Examines contemporary poverty in the U.S. and its effects on family life. Focuses on the impact of racial and gender inequalities. Analyzes policy and legal approaches to poverty reduction, welfare reform, and family instability. Students compare successful and failed policies before exploring program development and policy analysis strategies. Students observe local decision-making groups and design a small-scale service-learning project. Prerequisite: Completion of all lower division general education requirements. Approved for general education (Synthesis)
Soc 310 Community Studies ( 4 credits)
Observation and analysis of American communities and their major social institutions. Examines cultural, political, and ecological influences in rural and urban regions. Prerequisite: Soc 204.
Soc 312 Sociology of the Family ( 4 credits)
Emphasis is on change sin structure, function, and character of the family resulting from its relationship to the larger society. Contemporary family is compared to historical and cross-cultural forms. Analysis of family issues, such as changing gender roles, divorce, single parents, domestic violence, and new roles for children and aged relatives. Prerequisite: Soc 204.
SOC 444 Social Organization
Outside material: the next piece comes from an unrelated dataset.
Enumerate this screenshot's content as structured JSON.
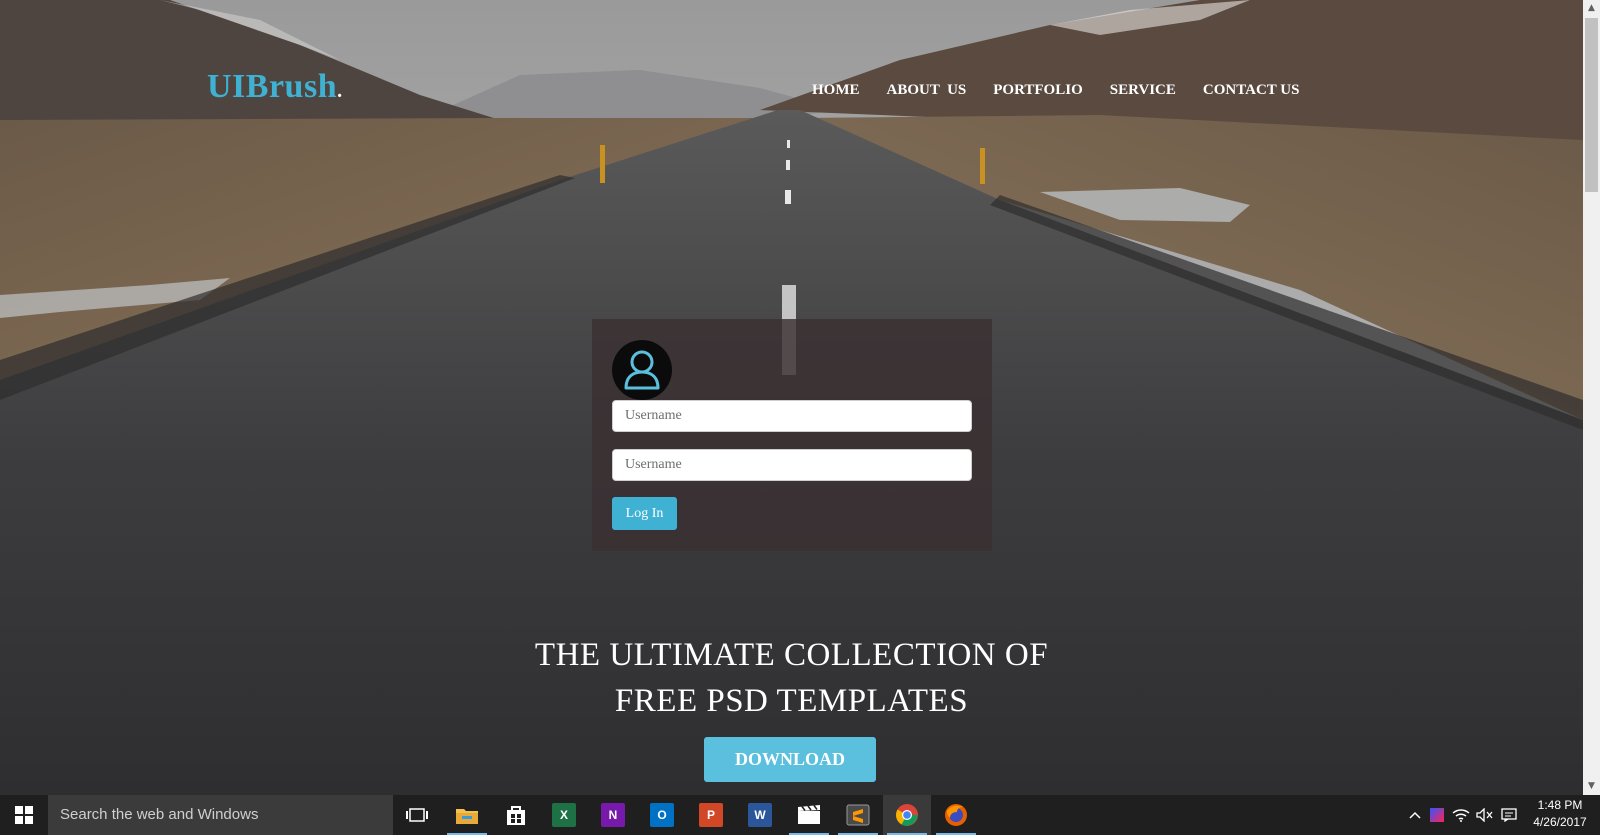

Analyzes theory and research on formal organizations in contemporary societies. Examines sources and forms of power and authority, management ideologies, bureaucratic structures and processes, organizational change, relationships between organizations and other aspects of social structure. Particular attention given to special characteristics of nonprofit organizations and alternatives to bureaucracy. Prerequisite: SOC 204.